Bradley was “living by the Spirit” — a practice she learned as a young girl and refined during her time as a missionary in Switzerland. In everyday situations, she would pause and reflect, trying to intuit what God would want her to do: Did he want her to take the long way home from campus? Who should she assign to look after a member with unique needs in her congregation? She felt guided.
Until she didn’t.
The crisis came during her senior year of college when she felt the spirit pushing her to marry someone she sensed was a bad fit. He was abusive, and she knew that if she married him, it wouldn’t end well. “I had to make a decision between what I knew was best for me and what I thought God expected of me,” she said. The disconnect pained her, but she told God no.
“I remember praying, telling God, ‘It’s my eternity, not yours,’” she said. The decision drove a wedge between her and God — and between her and other Mormons, who she felt didn’t understand her doubts. So she quietly wrestled with God alone for years.
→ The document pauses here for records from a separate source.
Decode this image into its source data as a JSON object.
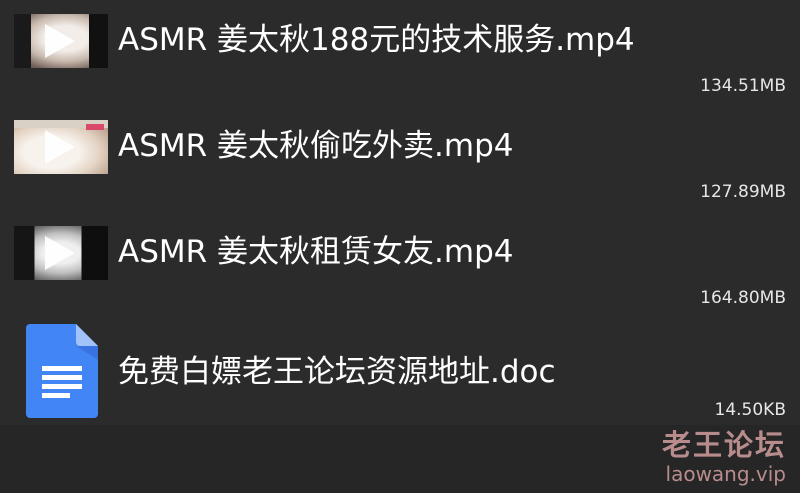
{
  "files": [
    {
      "name": "ASMR 姜太秋188元的技术服务.mp4",
      "size": "134.51MB",
      "type": "video"
    },
    {
      "name": "ASMR 姜太秋偷吃外卖.mp4",
      "size": "127.89MB",
      "type": "video"
    },
    {
      "name": "ASMR 姜太秋租赁女友.mp4",
      "size": "164.80MB",
      "type": "video"
    },
    {
      "name": "免费白嫖老王论坛资源地址.doc",
      "size": "14.50KB",
      "type": "document"
    }
  ],
  "icons": {
    "video": "video-thumbnail-play-icon",
    "document": "google-docs-icon"
  },
  "colors": {
    "background": "#2b2b2b",
    "text": "#ffffff",
    "doc_blue": "#4285f4",
    "watermark": "#c89898"
  },
  "watermark": {
    "title": "老王论坛",
    "url": "laowang.vip"
  }
}
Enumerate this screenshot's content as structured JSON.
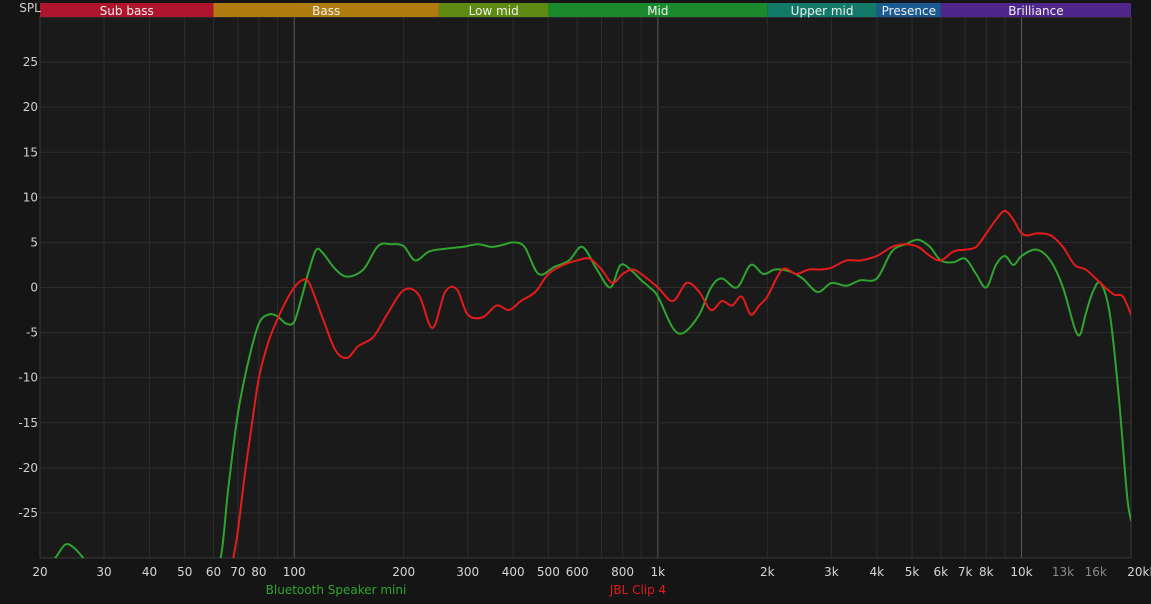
{
  "chart_data": {
    "type": "line",
    "ylabel": "SPL",
    "xlabel": "",
    "title": "",
    "xscale": "log",
    "xlim": [
      20,
      20000
    ],
    "ylim": [
      -30,
      30
    ],
    "grid": true,
    "legend_placement": "bottom",
    "x_ticks": [
      {
        "value": 20,
        "label": "20"
      },
      {
        "value": 30,
        "label": "30"
      },
      {
        "value": 40,
        "label": "40"
      },
      {
        "value": 50,
        "label": "50"
      },
      {
        "value": 60,
        "label": "60"
      },
      {
        "value": 70,
        "label": "70"
      },
      {
        "value": 80,
        "label": "80"
      },
      {
        "value": 100,
        "label": "100"
      },
      {
        "value": 200,
        "label": "200"
      },
      {
        "value": 300,
        "label": "300"
      },
      {
        "value": 400,
        "label": "400"
      },
      {
        "value": 500,
        "label": "500"
      },
      {
        "value": 600,
        "label": "600"
      },
      {
        "value": 800,
        "label": "800"
      },
      {
        "value": 1000,
        "label": "1k"
      },
      {
        "value": 2000,
        "label": "2k"
      },
      {
        "value": 3000,
        "label": "3k"
      },
      {
        "value": 4000,
        "label": "4k"
      },
      {
        "value": 5000,
        "label": "5k"
      },
      {
        "value": 6000,
        "label": "6k"
      },
      {
        "value": 7000,
        "label": "7k"
      },
      {
        "value": 8000,
        "label": "8k"
      },
      {
        "value": 10000,
        "label": "10k"
      },
      {
        "value": 13000,
        "label": "13k"
      },
      {
        "value": 16000,
        "label": "16k"
      },
      {
        "value": 20000,
        "label": "20kHz"
      }
    ],
    "y_ticks": [
      25,
      20,
      15,
      10,
      5,
      0,
      -5,
      -10,
      -15,
      -20,
      -25
    ],
    "bands": [
      {
        "label": "Sub bass",
        "from": 20,
        "to": 60,
        "color": "#b0142c"
      },
      {
        "label": "Bass",
        "from": 60,
        "to": 250,
        "color": "#b07c10"
      },
      {
        "label": "Low mid",
        "from": 250,
        "to": 500,
        "color": "#5e8a12"
      },
      {
        "label": "Mid",
        "from": 500,
        "to": 2000,
        "color": "#1b8a2c"
      },
      {
        "label": "Upper mid",
        "from": 2000,
        "to": 4000,
        "color": "#137a6a"
      },
      {
        "label": "Presence",
        "from": 4000,
        "to": 6000,
        "color": "#1b5a90"
      },
      {
        "label": "Brilliance",
        "from": 6000,
        "to": 20000,
        "color": "#50268a"
      }
    ],
    "series": [
      {
        "name": "Bluetooth Speaker mini",
        "color": "#2fa52f",
        "x": [
          20,
          22,
          23.5,
          25,
          27,
          30,
          40,
          55,
          62,
          66,
          70,
          75,
          80,
          85,
          90,
          95,
          100,
          105,
          110,
          115,
          120,
          130,
          140,
          155,
          170,
          185,
          200,
          215,
          235,
          260,
          290,
          320,
          350,
          380,
          400,
          430,
          470,
          520,
          570,
          620,
          680,
          740,
          790,
          850,
          900,
          950,
          1000,
          1100,
          1180,
          1300,
          1400,
          1500,
          1650,
          1800,
          1950,
          2100,
          2300,
          2500,
          2750,
          3000,
          3300,
          3600,
          4000,
          4400,
          4800,
          5200,
          5600,
          6000,
          6500,
          7000,
          7500,
          8000,
          8500,
          9000,
          9500,
          10000,
          11000,
          12000,
          13000,
          14000,
          14500,
          15000,
          15700,
          16500,
          17500,
          18500,
          19500,
          20000
        ],
        "y": [
          -31.5,
          -30,
          -28.5,
          -29,
          -30.5,
          -32,
          -33,
          -33,
          -31,
          -22,
          -14,
          -8,
          -4,
          -3,
          -3.2,
          -4,
          -3.8,
          -1,
          2,
          4.2,
          3.8,
          2,
          1.2,
          2,
          4.6,
          4.8,
          4.6,
          3,
          4,
          4.3,
          4.5,
          4.8,
          4.5,
          4.8,
          5,
          4.5,
          1.5,
          2.3,
          3,
          4.5,
          2,
          0,
          2.5,
          1.8,
          0.8,
          0,
          -1,
          -4.5,
          -5,
          -3,
          0,
          1,
          0,
          2.5,
          1.5,
          2,
          1.8,
          1,
          -0.5,
          0.5,
          0.2,
          0.8,
          1,
          4,
          4.8,
          5.3,
          4.5,
          3,
          2.8,
          3.2,
          1.5,
          0,
          2.5,
          3.5,
          2.5,
          3.5,
          4.2,
          3,
          0,
          -4.5,
          -5.2,
          -3,
          -0.5,
          0.5,
          -3,
          -12,
          -23,
          -25.8
        ]
      },
      {
        "name": "JBL Clip 4",
        "color": "#e31b1b",
        "x": [
          68,
          70,
          73,
          76,
          80,
          85,
          90,
          95,
          100,
          105,
          110,
          120,
          130,
          140,
          150,
          165,
          180,
          200,
          220,
          240,
          260,
          280,
          300,
          330,
          360,
          390,
          420,
          460,
          500,
          550,
          600,
          650,
          700,
          750,
          800,
          850,
          900,
          1000,
          1100,
          1200,
          1300,
          1400,
          1500,
          1600,
          1700,
          1800,
          1900,
          2000,
          2200,
          2400,
          2600,
          2800,
          3000,
          3300,
          3600,
          4000,
          4400,
          4800,
          5200,
          5600,
          6000,
          6500,
          7000,
          7500,
          8000,
          8500,
          9000,
          9500,
          10000,
          10500,
          11000,
          12000,
          13000,
          14000,
          15000,
          16000,
          17000,
          18000,
          19000,
          20000
        ],
        "y": [
          -30,
          -27,
          -21,
          -16,
          -10,
          -6,
          -3.5,
          -1.5,
          0,
          0.8,
          0.5,
          -3.5,
          -7,
          -7.8,
          -6.5,
          -5.5,
          -3,
          -0.3,
          -0.8,
          -4.5,
          -0.5,
          -0.2,
          -3,
          -3.3,
          -2,
          -2.5,
          -1.5,
          -0.5,
          1.5,
          2.5,
          3,
          3.2,
          2,
          0.5,
          1.5,
          2,
          1.5,
          0,
          -1.5,
          0.5,
          -0.5,
          -2.5,
          -1.5,
          -2,
          -1,
          -3,
          -2,
          -1,
          2,
          1.5,
          2,
          2,
          2.2,
          3,
          3,
          3.5,
          4.5,
          4.8,
          4.5,
          3.5,
          3,
          4,
          4.2,
          4.5,
          6,
          7.5,
          8.5,
          7.5,
          6,
          5.8,
          6,
          5.8,
          4.5,
          2.5,
          2,
          1,
          0,
          -0.8,
          -1,
          -3
        ]
      }
    ]
  }
}
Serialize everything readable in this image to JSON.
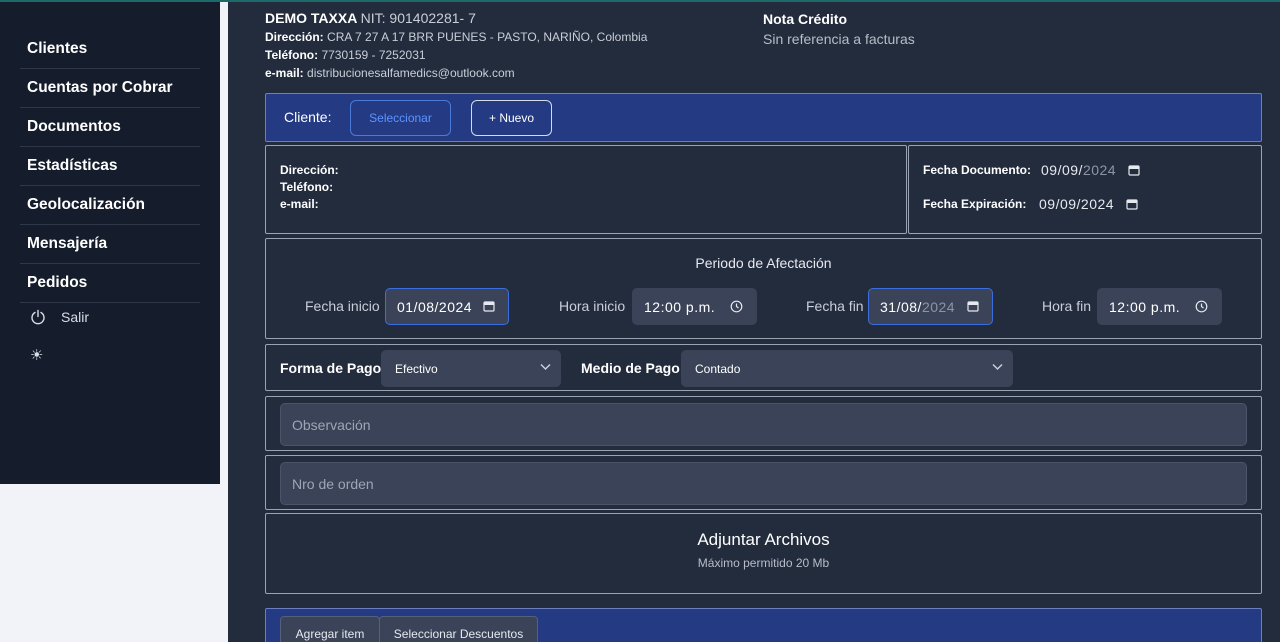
{
  "sidebar": {
    "items": [
      {
        "label": "Clientes"
      },
      {
        "label": "Cuentas por Cobrar"
      },
      {
        "label": "Documentos"
      },
      {
        "label": "Estadísticas"
      },
      {
        "label": "Geolocalización"
      },
      {
        "label": "Mensajería"
      },
      {
        "label": "Pedidos"
      }
    ],
    "logout_label": "Salir",
    "theme_icon": "sun-icon"
  },
  "company": {
    "name": "DEMO TAXXA",
    "nit": "NIT: 901402281- 7",
    "address_label": "Dirección:",
    "address": "CRA 7 27 A 17 BRR PUENES - PASTO, NARIÑO, Colombia",
    "phone_label": "Teléfono:",
    "phone": "7730159 - 7252031",
    "email_label": "e-mail:",
    "email": "distribucionesalfamedics@outlook.com"
  },
  "document": {
    "type": "Nota Crédito",
    "reference": "Sin referencia a facturas"
  },
  "client": {
    "label": "Cliente:",
    "select_label": "Seleccionar",
    "new_label": "+ Nuevo",
    "address_label": "Dirección:",
    "phone_label": "Teléfono:",
    "email_label": "e-mail:"
  },
  "dates": {
    "doc_label": "Fecha Documento:",
    "doc_value_a": "09/09/",
    "doc_value_b": "2024",
    "exp_label": "Fecha Expiración:",
    "exp_value": "09/09/2024"
  },
  "period": {
    "title": "Periodo de Afectación",
    "start_date_label": "Fecha inicio",
    "start_date_value": "01/08/2024",
    "start_time_label": "Hora inicio",
    "start_time_value": "12:00 p.m.",
    "end_date_label": "Fecha fin",
    "end_date_value_a": "31/08/",
    "end_date_value_b": "2024",
    "end_time_label": "Hora fin",
    "end_time_value": "12:00 p.m."
  },
  "payment": {
    "form_label": "Forma de Pago",
    "form_value": "Efectivo",
    "method_label": "Medio de Pago",
    "method_value": "Contado"
  },
  "fields": {
    "observation_placeholder": "Observación",
    "order_placeholder": "Nro de orden"
  },
  "attachments": {
    "title": "Adjuntar Archivos",
    "limit": "Máximo permitido 20 Mb"
  },
  "items_tabs": {
    "add_item": "Agregar item",
    "select_discounts": "Seleccionar Descuentos"
  },
  "colors": {
    "sidebar_bg": "#151c2c",
    "main_bg": "#232c3d",
    "accent_bar": "#243a82",
    "primary_link": "#5c95ff"
  }
}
In 2013, Bradley met her future husband, Don, at an academic scripture study group. He was a thoughtful historian 18 years her senior whose own faith in the LDS Church had been shaken years before. Many of their early dates were to “Mormon-adjacent gatherings,” Bradley said, so she hardly batted an eye when Don invited her to a meeting of the Mormon Transhumanist Association. He billed it as a group of thoughtful folks tackling slightly different ideas about Mormonism. “I thought he meant…